Sólveig Matthildur, synth legend for Icelandic Darkwave pioneers Kælan Mikla, is a troubadour of the keys. Winning accolade upon award for her debut solo album Unexplained Miseries & the Acceptance of Sorrow (Self-Released), second full-length Constantly In Love (Artoffact Records) aims to build on that emotional heart with an added sense of frost-bitten drama, an ill-fated love story articulating emotion from both protagonists.Continue reading
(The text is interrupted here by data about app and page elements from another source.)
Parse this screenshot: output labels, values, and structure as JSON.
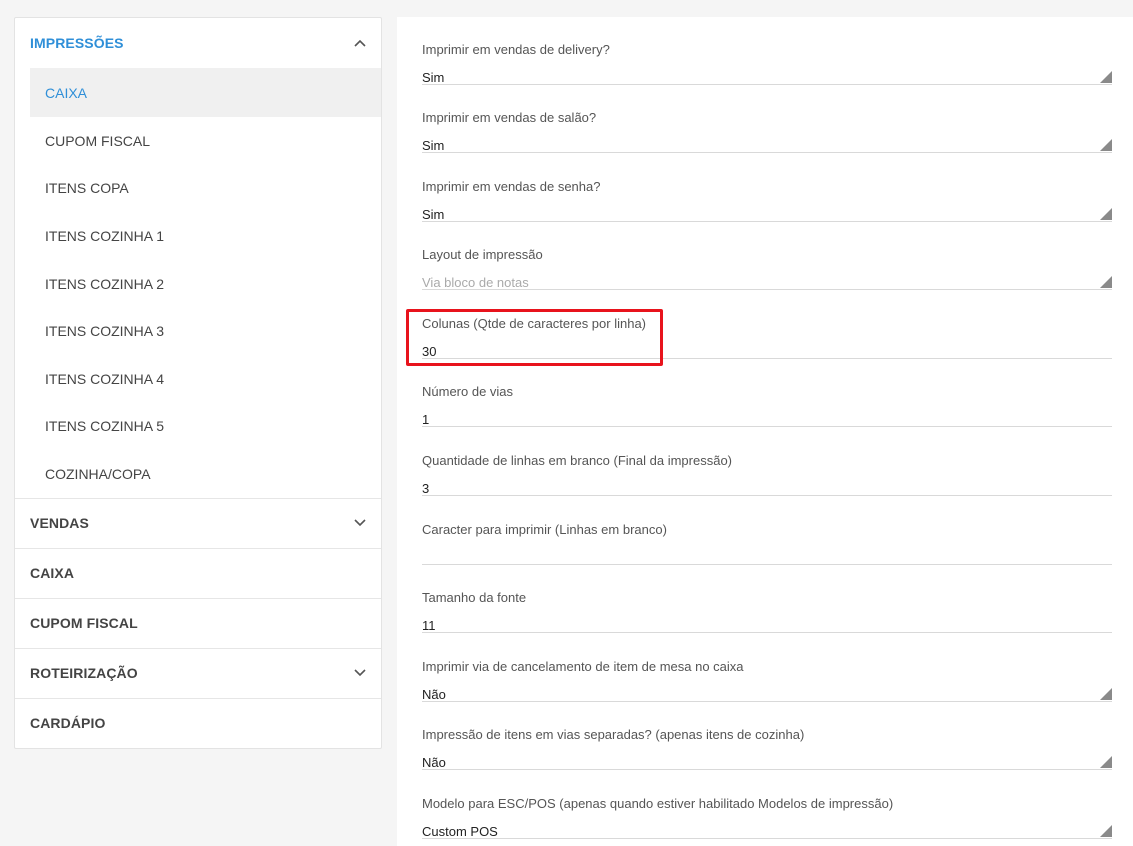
{
  "sidebar": {
    "sections": [
      {
        "label": "IMPRESSÕES",
        "chevron": "chevron-up-icon",
        "items": [
          {
            "label": "CAIXA"
          },
          {
            "label": "CUPOM FISCAL"
          },
          {
            "label": "ITENS COPA"
          },
          {
            "label": "ITENS COZINHA 1"
          },
          {
            "label": "ITENS COZINHA 2"
          },
          {
            "label": "ITENS COZINHA 3"
          },
          {
            "label": "ITENS COZINHA 4"
          },
          {
            "label": "ITENS COZINHA 5"
          },
          {
            "label": "COZINHA/COPA"
          }
        ]
      },
      {
        "label": "VENDAS",
        "chevron": "chevron-down-icon"
      },
      {
        "label": "CAIXA"
      },
      {
        "label": "CUPOM FISCAL"
      },
      {
        "label": "ROTEIRIZAÇÃO",
        "chevron": "chevron-down-icon"
      },
      {
        "label": "CARDÁPIO"
      }
    ]
  },
  "form": {
    "fields": [
      {
        "label": "Imprimir em vendas de delivery?",
        "value": "Sim",
        "type": "select"
      },
      {
        "label": "Imprimir em vendas de salão?",
        "value": "Sim",
        "type": "select"
      },
      {
        "label": "Imprimir em vendas de senha?",
        "value": "Sim",
        "type": "select"
      },
      {
        "label": "Layout de impressão",
        "value": "Via bloco de notas",
        "type": "select"
      },
      {
        "label": "Colunas (Qtde de caracteres por linha)",
        "value": "30",
        "type": "input"
      },
      {
        "label": "Número de vias",
        "value": "1",
        "type": "input"
      },
      {
        "label": "Quantidade de linhas em branco (Final da impressão)",
        "value": "3",
        "type": "input"
      },
      {
        "label": "Caracter para imprimir (Linhas em branco)",
        "value": "",
        "type": "input"
      },
      {
        "label": "Tamanho da fonte",
        "value": "11",
        "type": "input"
      },
      {
        "label": "Imprimir via de cancelamento de item de mesa no caixa",
        "value": "Não",
        "type": "select"
      },
      {
        "label": "Impressão de itens em vias separadas? (apenas itens de cozinha)",
        "value": "Não",
        "type": "select"
      },
      {
        "label": "Modelo para ESC/POS (apenas quando estiver habilitado Modelos de impressão)",
        "value": "Custom POS",
        "type": "select"
      }
    ]
  },
  "colors": {
    "accent": "#2f8fd8",
    "highlight_border": "#e8131c"
  }
}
The annual Rock N Roll Hall of Fame nominations are here and there are few surprises in the list. Def Leppard, Rage Against The Machine, The MC5, Radiohead, Stevie Nicks, The Cure, Devo, Janet Jackson, Kraftwerk, Ll Cool J, Roxy Music, Todd Rundgren, John Prine, Rufus Featuring Chaka Khan, and The Zombies are all nominated. The top vote-getters will be announced in December and inducted March 29, 2019 at a ceremony at Brooklyn, New York’s Barclays Center. HBO will broadcast the event later next year. To be eligible for this year’s ballot, each nominee’s first single or album had to released in 1993 or earlier. A voting pool of more than 1,000 artists, historians, journalists and members of the music industry will select the new class, and fans all vote. The HoF notoriously makes questionable omissions from the voting process with a seemingly inherent bias against hard rock and heavy metal with bands like Iron Maiden, Judas Priest, Kiss never getting in. Motorhead, Slayer, Pantera, Jane’s Addiction, Nine Inch Nails, the New York Dolls, Bad Brains, Black Flag, Ice-T, Hole, Faith No More, Soundgarden, Primus, Smashing Pumpkins and Alice In Chains. are among the artists who are eligible, but not included. Metallica will likely be the only band that started out in thrash metal to ever get in at the present.Continue reading
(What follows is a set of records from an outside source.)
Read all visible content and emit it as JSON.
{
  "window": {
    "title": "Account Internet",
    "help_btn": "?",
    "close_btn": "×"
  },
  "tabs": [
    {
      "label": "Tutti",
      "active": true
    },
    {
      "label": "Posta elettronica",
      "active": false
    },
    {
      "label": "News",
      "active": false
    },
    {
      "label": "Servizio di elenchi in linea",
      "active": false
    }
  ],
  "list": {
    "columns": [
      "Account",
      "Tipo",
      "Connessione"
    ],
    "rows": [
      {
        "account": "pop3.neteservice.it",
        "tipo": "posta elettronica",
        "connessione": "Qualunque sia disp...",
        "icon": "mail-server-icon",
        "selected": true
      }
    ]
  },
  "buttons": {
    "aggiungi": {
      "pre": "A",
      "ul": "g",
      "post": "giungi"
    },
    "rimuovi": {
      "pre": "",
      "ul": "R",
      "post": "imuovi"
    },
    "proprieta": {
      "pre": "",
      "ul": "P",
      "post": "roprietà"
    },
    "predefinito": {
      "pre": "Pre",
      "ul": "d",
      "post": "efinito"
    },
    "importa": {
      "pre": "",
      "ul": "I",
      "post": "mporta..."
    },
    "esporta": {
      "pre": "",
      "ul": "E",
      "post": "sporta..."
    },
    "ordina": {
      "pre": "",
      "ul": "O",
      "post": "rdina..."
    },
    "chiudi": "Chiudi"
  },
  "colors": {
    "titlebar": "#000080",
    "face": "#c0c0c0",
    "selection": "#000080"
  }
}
The legendary Kraftwerk brought their 3D experience to The Wang Theatre in Boston. Since their last studio album was released in 2003 this tour was not in support of a new musical work, but a retrospective set that spanned what they have released in the last 40 or so years.
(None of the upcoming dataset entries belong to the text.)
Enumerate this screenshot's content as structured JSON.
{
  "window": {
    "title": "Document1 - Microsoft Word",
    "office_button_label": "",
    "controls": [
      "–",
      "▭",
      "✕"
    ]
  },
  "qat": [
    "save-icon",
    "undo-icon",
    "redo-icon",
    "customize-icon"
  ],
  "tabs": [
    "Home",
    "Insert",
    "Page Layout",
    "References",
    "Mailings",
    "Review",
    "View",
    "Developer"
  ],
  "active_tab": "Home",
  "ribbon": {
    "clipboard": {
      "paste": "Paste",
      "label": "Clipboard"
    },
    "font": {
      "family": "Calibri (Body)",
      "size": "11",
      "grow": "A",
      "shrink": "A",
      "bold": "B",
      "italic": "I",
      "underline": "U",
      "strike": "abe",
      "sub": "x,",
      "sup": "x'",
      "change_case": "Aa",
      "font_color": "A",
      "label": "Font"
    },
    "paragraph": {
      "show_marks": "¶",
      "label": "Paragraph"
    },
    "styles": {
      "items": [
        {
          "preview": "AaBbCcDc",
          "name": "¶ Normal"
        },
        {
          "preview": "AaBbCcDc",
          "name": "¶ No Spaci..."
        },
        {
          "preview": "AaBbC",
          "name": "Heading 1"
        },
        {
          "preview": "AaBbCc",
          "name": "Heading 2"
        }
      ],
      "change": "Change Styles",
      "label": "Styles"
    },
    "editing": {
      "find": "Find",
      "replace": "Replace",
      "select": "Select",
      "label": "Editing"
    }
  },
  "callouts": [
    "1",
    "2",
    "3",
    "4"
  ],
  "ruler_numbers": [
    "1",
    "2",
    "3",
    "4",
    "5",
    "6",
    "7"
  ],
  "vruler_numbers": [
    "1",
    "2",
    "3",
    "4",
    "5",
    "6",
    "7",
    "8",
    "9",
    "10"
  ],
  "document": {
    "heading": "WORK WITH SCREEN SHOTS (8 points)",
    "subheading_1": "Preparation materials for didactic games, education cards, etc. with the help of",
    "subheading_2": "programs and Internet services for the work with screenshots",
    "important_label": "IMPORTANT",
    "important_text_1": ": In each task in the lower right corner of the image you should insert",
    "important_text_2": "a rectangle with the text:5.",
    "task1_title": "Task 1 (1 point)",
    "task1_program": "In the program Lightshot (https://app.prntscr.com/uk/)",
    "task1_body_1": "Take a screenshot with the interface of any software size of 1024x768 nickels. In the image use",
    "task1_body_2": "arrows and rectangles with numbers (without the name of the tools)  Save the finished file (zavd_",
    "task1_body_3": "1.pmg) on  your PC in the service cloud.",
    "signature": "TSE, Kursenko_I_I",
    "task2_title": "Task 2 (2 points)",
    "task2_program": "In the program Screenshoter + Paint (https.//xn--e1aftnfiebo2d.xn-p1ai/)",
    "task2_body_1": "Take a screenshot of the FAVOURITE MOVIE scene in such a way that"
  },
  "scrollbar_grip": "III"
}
With the crowd in their seats and the supplied 3D paper glasses securely affixed to their faces, the show started promptly at 8pm and wouldn’t be complete for a little over 2 hours. Now if you were expecting some high-end effects akin to a blockbuster movie, you would have been sorely mistaken; but quality of the effects made complete sense if you consider the band, their history and what they write about. Everything was cold and angular with a touch of humor and felt like it was created in a scientific laboratory rather than some big modern visual effects studio. That’s what made it work. As fun as they were, some of it was difficult to focus on and the effort needed to force my eye balls into submission was proving to be too much towards the end.
Even so, I can’t imagine the show without the effects. Some might say it detracts from the musicians, but they are notoriously reclusive, even using robots for official photo shoots in the past, and really don’t physically do more on stage than tap a foot here and there. I don’t think putting more emphasis on them as individuals would really do much for anyone. For a Kraftwerk show it really is just about the music and the visuals. Their music is still as vibrant and relevant today as it was when they first formed in 1970, arguably creating an entirely new genre of music as well as influencing countless musicians around the world. Kraftwerk in 3D was definitely something not to miss. I am glad I didn’t.